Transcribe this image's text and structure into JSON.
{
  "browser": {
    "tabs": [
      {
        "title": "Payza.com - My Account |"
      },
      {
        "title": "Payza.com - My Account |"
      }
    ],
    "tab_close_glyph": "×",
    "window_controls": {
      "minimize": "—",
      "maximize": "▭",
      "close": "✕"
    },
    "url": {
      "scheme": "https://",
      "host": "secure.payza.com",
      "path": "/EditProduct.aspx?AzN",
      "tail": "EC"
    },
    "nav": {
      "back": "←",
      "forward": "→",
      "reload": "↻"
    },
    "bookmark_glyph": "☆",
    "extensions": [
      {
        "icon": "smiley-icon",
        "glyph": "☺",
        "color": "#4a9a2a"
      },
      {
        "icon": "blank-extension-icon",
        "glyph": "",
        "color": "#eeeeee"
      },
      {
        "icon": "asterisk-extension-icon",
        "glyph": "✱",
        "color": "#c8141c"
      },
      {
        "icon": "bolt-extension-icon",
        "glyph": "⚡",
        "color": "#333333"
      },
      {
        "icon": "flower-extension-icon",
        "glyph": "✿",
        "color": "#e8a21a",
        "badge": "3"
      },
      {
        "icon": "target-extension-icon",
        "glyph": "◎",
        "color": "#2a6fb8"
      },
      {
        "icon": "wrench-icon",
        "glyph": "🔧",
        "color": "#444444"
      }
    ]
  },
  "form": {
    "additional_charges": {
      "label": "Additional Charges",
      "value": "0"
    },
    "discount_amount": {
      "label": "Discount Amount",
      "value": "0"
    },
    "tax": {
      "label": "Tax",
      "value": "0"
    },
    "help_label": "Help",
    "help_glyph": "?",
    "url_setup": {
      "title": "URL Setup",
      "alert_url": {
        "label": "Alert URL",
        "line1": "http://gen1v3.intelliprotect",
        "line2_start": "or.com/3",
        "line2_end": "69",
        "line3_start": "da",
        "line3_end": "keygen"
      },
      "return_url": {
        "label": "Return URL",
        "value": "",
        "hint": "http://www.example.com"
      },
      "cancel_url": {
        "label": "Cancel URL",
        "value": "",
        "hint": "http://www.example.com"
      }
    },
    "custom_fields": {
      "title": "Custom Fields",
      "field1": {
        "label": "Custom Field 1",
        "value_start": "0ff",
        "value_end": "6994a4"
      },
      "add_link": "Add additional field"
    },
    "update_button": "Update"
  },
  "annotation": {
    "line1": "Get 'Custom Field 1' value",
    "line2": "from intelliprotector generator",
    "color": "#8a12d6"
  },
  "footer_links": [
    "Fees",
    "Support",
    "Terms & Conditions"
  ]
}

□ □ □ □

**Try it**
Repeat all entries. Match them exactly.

**Written reply**
Transcribe this image's text and structure into JSON.
{
  "browser": {
    "tabs": [
      {
        "title": "Payza.com - My Account |"
      },
      {
        "title": "Payza.com - My Account |"
      }
    ],
    "tab_close_glyph": "×",
    "window_controls": {
      "minimize": "—",
      "maximize": "▭",
      "close": "✕"
    },
    "url": {
      "scheme": "https://",
      "host": "secure.payza.com",
      "path": "/EditProduct.aspx?AzN",
      "tail": "EC"
    },
    "nav": {
      "back": "←",
      "forward": "→",
      "reload": "↻"
    },
    "bookmark_glyph": "☆",
    "extensions": [
      {
        "icon": "smiley-icon",
        "glyph": "☺",
        "color": "#4a9a2a"
      },
      {
        "icon": "blank-extension-icon",
        "glyph": "",
        "color": "#eeeeee"
      },
      {
        "icon": "asterisk-extension-icon",
        "glyph": "✱",
        "color": "#c8141c"
      },
      {
        "icon": "bolt-extension-icon",
        "glyph": "⚡",
        "color": "#333333"
      },
      {
        "icon": "flower-extension-icon",
        "glyph": "✿",
        "color": "#e8a21a",
        "badge": "3"
      },
      {
        "icon": "target-extension-icon",
        "glyph": "◎",
        "color": "#2a6fb8"
      },
      {
        "icon": "wrench-icon",
        "glyph": "🔧",
        "color": "#444444"
      }
    ]
  },
  "form": {
    "additional_charges": {
      "label": "Additional Charges",
      "value": "0"
    },
    "discount_amount": {
      "label": "Discount Amount",
      "value": "0"
    },
    "tax": {
      "label": "Tax",
      "value": "0"
    },
    "help_label": "Help",
    "help_glyph": "?",
    "url_setup": {
      "title": "URL Setup",
      "alert_url": {
        "label": "Alert URL",
        "line1": "http://gen1v3.intelliprotect",
        "line2_start": "or.com/3",
        "line2_end": "69",
        "line3_start": "da",
        "line3_end": "keygen"
      },
      "return_url": {
        "label": "Return URL",
        "value": "",
        "hint": "http://www.example.com"
      },
      "cancel_url": {
        "label": "Cancel URL",
        "value": "",
        "hint": "http://www.example.com"
      }
    },
    "custom_fields": {
      "title": "Custom Fields",
      "field1": {
        "label": "Custom Field 1",
        "value_start": "0ff",
        "value_end": "6994a4"
      },
      "add_link": "Add additional field"
    },
    "update_button": "Update"
  },
  "annotation": {
    "line1": "Get 'Custom Field 1' value",
    "line2": "from intelliprotector generator",
    "color": "#8a12d6"
  },
  "footer_links": [
    "Fees",
    "Support",
    "Terms & Conditions"
  ]
}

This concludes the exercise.